Most of us have good friends who are very supportive…and they may even be pretty insightful. This is great: but how objective are they? Most of my friends will give me advice based on what they would do, which may work well for them, but not for me.
If you want objective insight, it’s best to get it from someone who doesn’t have a personal history with you. If you want expert insight, you’d be wise to get it from someone trained and experienced in helping people. That’s why I became a therapist: in my younger years, I had so much good help from therapists that I decided I wanted to pass it on.
However, if the mere thought of trying to find a good therapist seems overwhelming, you’re not alone. Plenty of people don’t get help because mental health is easier to put off than a toothache or sprained muscle. As a result, most of us wait until we’re in crisis before we look for a good therapist.
When to Start
Some people think that if they start therapy, that means something’s wrong with them and their friends and family will think that they’re really screwed up. The reality is that people close to us often notice when we’re having a hard time. In fact, we usually take things out on our nearest and dearest. Our therapy is for them too!

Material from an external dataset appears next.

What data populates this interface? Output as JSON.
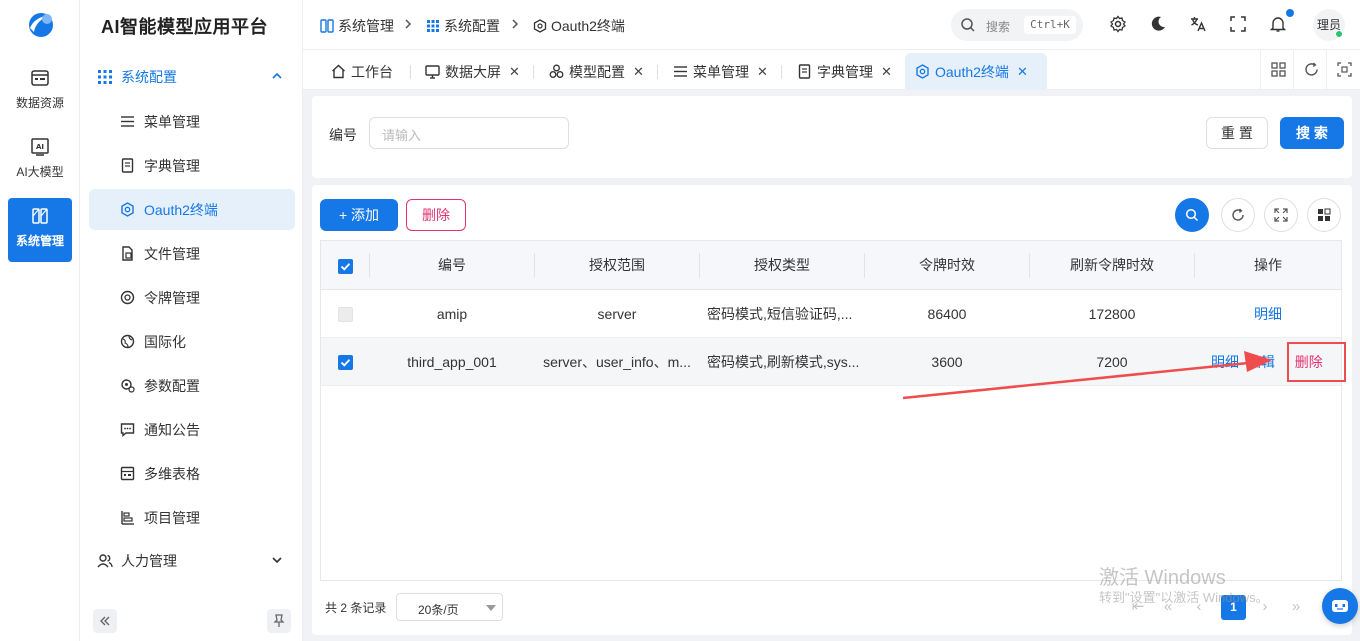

Don’t think of therapy as “I’m such a mess, I’m so screwed up”. That won’t help anybody. Instead, think of it like hiring a personal trainer for your mind. You simply want to feel better, and that’s a good thing.
Therapy is confidential: licensed mental health professionals like me are bound by the law to protect your privacy. Unless someone is a threat to themselves or others, what goes on in therapy never leaves the room.
Find the right therapist for you
How do you find a good therapist? Ask around. Most of us have friends who are or have been in therapy. A personal recommendation may be the best way to find the right therapist for you. Put together a list of two or three potential therapists, then interview them over the phone. Ask them questions like: “What experience do you have working with (name your problem)?” “How does a typical session with you work?” “What hours are you available?” and “How much do you charge?”
Asking questions will help you find someone who has potential, but you can’t really know if it’s the right fit until you’ve begun working with that person. Usually, after a couple of sessions, you’ll know if this person is the right therapist for you. Or not.
It’s OK to change therapists
If your therapist isn’t a good fit, it’s fine to “break up” with them. You deserve somebody you’re comfortable with. And the therapist won’t be mad at you; it’s a part of our training to handle this kind of stuff. As mental health professionals, we want you to get better, even if it’s not with us.
“My friends need therapy too”
If you’re comfortable with it, you can talk about your therapy with the people in your life. However, don’t push people into something they’re not ready for: instead, show them by example. When you’re happier and doing better, people notice. Telling someone “You need therapy” is rarely well-received. However, by talking openly about your therapy and living out its benefits, you just may inspire someone else to try it out.
As the new year begins, move beyond those tired old New Year’s Resolutions: Happy New Therapy!